by identifying the points (0,-1) and also is a cutting. But both these continua contain arcs, which certainly do not cut the plane. So, one can ask a question if there exists such a cutting that each nondegenerate subcontinuum of

The same curve *Y* can also be obtained as the
intersection of a nested sequence of plane continua. Each
continuum of the sequence has the form of a long strip with
one loop and finitely many zig-zags. Consecutive strips are
thinner and thinner, more and more narrow, each next being
inscribed in the previous one in such a way that the next
loop is contained in the previous loop which also contains
one more zig-zag of the next strip (see Figure A
(III)-(IV)). Consequently, the number of zig-zags in the
next approximation is greater than that in the previous one,
so these numbers tend to infinity. The common part of the
all strips is just the curve *Y*, while the common part of
the loops is the circle *C* contained in *Y*.

The Whyburn's curve *W* can be obtained in a similar way, as
the intersection of a nested sequence of strips in the
plane, using the method called "condensation of
singularities". Namely the singularity appearing in each
neighborhood of *C* in *Y* is copied more and more times
both in the loops as well as in the zig-zag parts of the
consecutive strips. A little bit more precisely speaking,
the strips are modified so that each next strip, magnifying
the number of zig-zags in the loops and preserving previous
loops, contains also new, smaller loops, distributed in a
more and more dense manner inside the previous strip (see
Figure A (V)) so that the diameters of the loops tend to
zero as the number of steps of the construction tends to
infinity. As a consequence of this property, for every two
points *p* and *q* of the curve *W* one can find, in a
sufficiently far approximating strip, a loop lying between
these points. Roughly speaking, behavior of the curve *W*
between *p* and *q* is such as that of the curve *Y*, i.e.,
each subcontinuum of *W* containing *p* and *q* cuts the
plane between some points *a* and *b* determined by the
mentioned loop.
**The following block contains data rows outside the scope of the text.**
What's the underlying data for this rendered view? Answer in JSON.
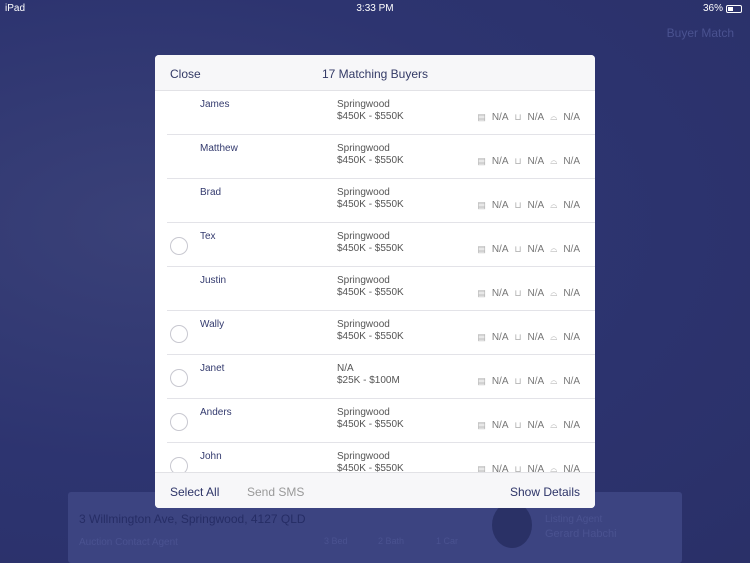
{
  "status": {
    "device": "iPad",
    "time": "3:33 PM",
    "battery": "36%"
  },
  "background": {
    "title": "Buyer Match",
    "address": "3 Willmington Ave, Springwood, 4127 QLD",
    "subtitle": "Auction Contact Agent",
    "beds": "3 Bed",
    "baths": "2 Bath",
    "cars": "1 Car",
    "agent_label": "Listing Agent",
    "agent_name": "Gerard Habchi"
  },
  "modal": {
    "close": "Close",
    "title": "17 Matching Buyers",
    "select_all": "Select All",
    "send_sms": "Send SMS",
    "show_details": "Show Details"
  },
  "buyers": [
    {
      "name": "James",
      "location": "Springwood",
      "price": "$450K - $550K",
      "bed": "N/A",
      "bath": "N/A",
      "car": "N/A",
      "radio": false
    },
    {
      "name": "Matthew",
      "location": "Springwood",
      "price": "$450K - $550K",
      "bed": "N/A",
      "bath": "N/A",
      "car": "N/A",
      "radio": false
    },
    {
      "name": "Brad",
      "location": "Springwood",
      "price": "$450K - $550K",
      "bed": "N/A",
      "bath": "N/A",
      "car": "N/A",
      "radio": false
    },
    {
      "name": "Tex",
      "location": "Springwood",
      "price": "$450K - $550K",
      "bed": "N/A",
      "bath": "N/A",
      "car": "N/A",
      "radio": true
    },
    {
      "name": "Justin",
      "location": "Springwood",
      "price": "$450K - $550K",
      "bed": "N/A",
      "bath": "N/A",
      "car": "N/A",
      "radio": false
    },
    {
      "name": "Wally",
      "location": "Springwood",
      "price": "$450K - $550K",
      "bed": "N/A",
      "bath": "N/A",
      "car": "N/A",
      "radio": true
    },
    {
      "name": "Janet",
      "location": "N/A",
      "price": "$25K - $100M",
      "bed": "N/A",
      "bath": "N/A",
      "car": "N/A",
      "radio": true
    },
    {
      "name": "Anders",
      "location": "Springwood",
      "price": "$450K - $550K",
      "bed": "N/A",
      "bath": "N/A",
      "car": "N/A",
      "radio": true
    },
    {
      "name": "John",
      "location": "Springwood",
      "price": "$450K - $550K",
      "bed": "N/A",
      "bath": "N/A",
      "car": "N/A",
      "radio": true
    }
  ]
}
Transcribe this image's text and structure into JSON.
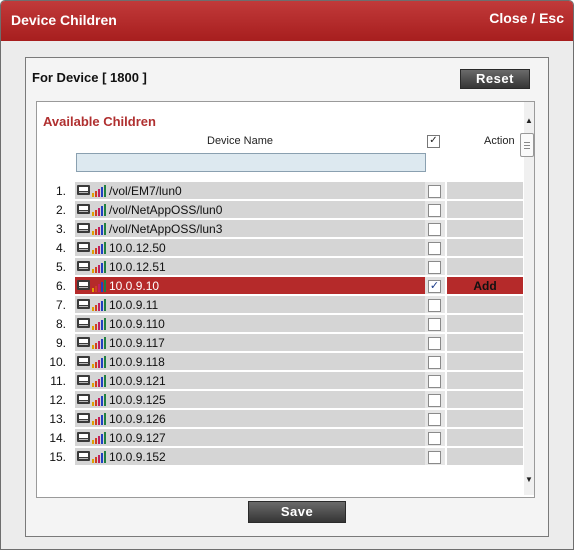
{
  "dialog": {
    "title": "Device Children",
    "close_label": "Close / Esc",
    "device_label": "For Device [ 1800 ]",
    "reset_label": "Reset",
    "save_label": "Save"
  },
  "list": {
    "section_title": "Available Children",
    "columns": {
      "device_name": "Device Name",
      "check": "✓",
      "action": "Action"
    },
    "filter_value": "",
    "rows": [
      {
        "num": "1.",
        "name": "/vol/EM7/lun0",
        "checked": false,
        "action": ""
      },
      {
        "num": "2.",
        "name": "/vol/NetAppOSS/lun0",
        "checked": false,
        "action": ""
      },
      {
        "num": "3.",
        "name": "/vol/NetAppOSS/lun3",
        "checked": false,
        "action": ""
      },
      {
        "num": "4.",
        "name": "10.0.12.50",
        "checked": false,
        "action": ""
      },
      {
        "num": "5.",
        "name": "10.0.12.51",
        "checked": false,
        "action": ""
      },
      {
        "num": "6.",
        "name": "10.0.9.10",
        "checked": true,
        "action": "Add",
        "selected": true
      },
      {
        "num": "7.",
        "name": "10.0.9.11",
        "checked": false,
        "action": ""
      },
      {
        "num": "8.",
        "name": "10.0.9.110",
        "checked": false,
        "action": ""
      },
      {
        "num": "9.",
        "name": "10.0.9.117",
        "checked": false,
        "action": ""
      },
      {
        "num": "10.",
        "name": "10.0.9.118",
        "checked": false,
        "action": ""
      },
      {
        "num": "11.",
        "name": "10.0.9.121",
        "checked": false,
        "action": ""
      },
      {
        "num": "12.",
        "name": "10.0.9.125",
        "checked": false,
        "action": ""
      },
      {
        "num": "13.",
        "name": "10.0.9.126",
        "checked": false,
        "action": ""
      },
      {
        "num": "14.",
        "name": "10.0.9.127",
        "checked": false,
        "action": ""
      },
      {
        "num": "15.",
        "name": "10.0.9.152",
        "checked": false,
        "action": ""
      }
    ]
  },
  "colors": {
    "titlebar": "#b72828",
    "selected_row": "#b52a2a",
    "section_title": "#b03030"
  },
  "icons": {
    "device": "device-icon",
    "signal": "signal-bars-icon"
  }
}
The continuum *W* constructed is this
way has, among others, the following properties (see [1]).
1) each subcontinuum of *W* is a cutting of the plane, and
therefore *W* contains no arc; 2) each subcontinuum of *W*
contains a homeomorphic copy of *W*; 3) *W* is hereditarily
decomposable; and 4) *W* is a continuous image of the
pseudo-arc . Since neither the pseudo-arc
nor any subcontinuum of cuts the plane, this last
property shows that a hereditary anti-cutting of
can be continuously mapped onto a hereditary cutting.

[1] A. Lelek : On weakly chainable continua, Fund. Math. 51 (1962), 271-282.

[2] A. Lelek : Zbiory, PZWS, Warszawa 1966.

[3] G. T. Whyburn : A continuum every subcontinuum of which
separates the plane, Amer. J. Math. 52 (1930), 319-330.